*** Block opens ***

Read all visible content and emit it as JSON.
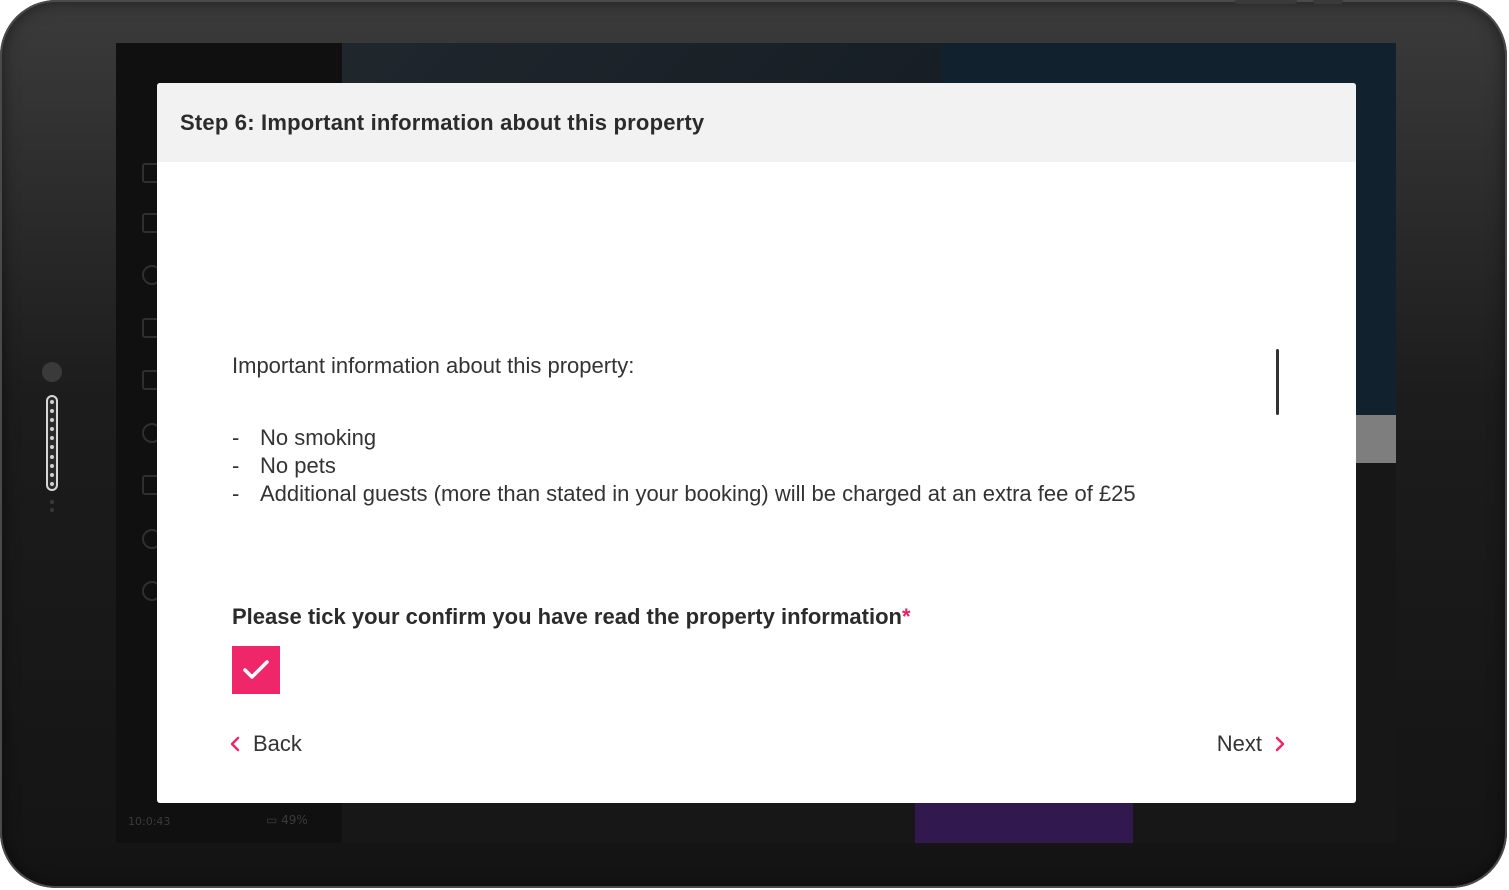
{
  "modal": {
    "title": "Step 6: Important information about this property",
    "intro": "Important information about this property:",
    "items": [
      "No smoking",
      "No pets",
      "Additional guests (more than stated in your booking) will be charged at an extra fee of £25"
    ],
    "confirm_label": "Please tick your confirm you have read the property information",
    "required_mark": "*",
    "checkbox_checked": true,
    "back_label": "Back",
    "next_label": "Next"
  },
  "background": {
    "status_time": "10:0:43",
    "battery": "49%"
  },
  "colors": {
    "accent": "#f0266b",
    "header_bg": "#f2f2f2",
    "text": "#333333"
  },
  "icons": {
    "back": "chevron-left-icon",
    "next": "chevron-right-icon",
    "checkbox": "checkmark-icon"
  }
}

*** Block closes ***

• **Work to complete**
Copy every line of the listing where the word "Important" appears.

• **Result of this exercise**
    "title": "Step 6: Important information about this property",
    "intro": "Important information about this property:",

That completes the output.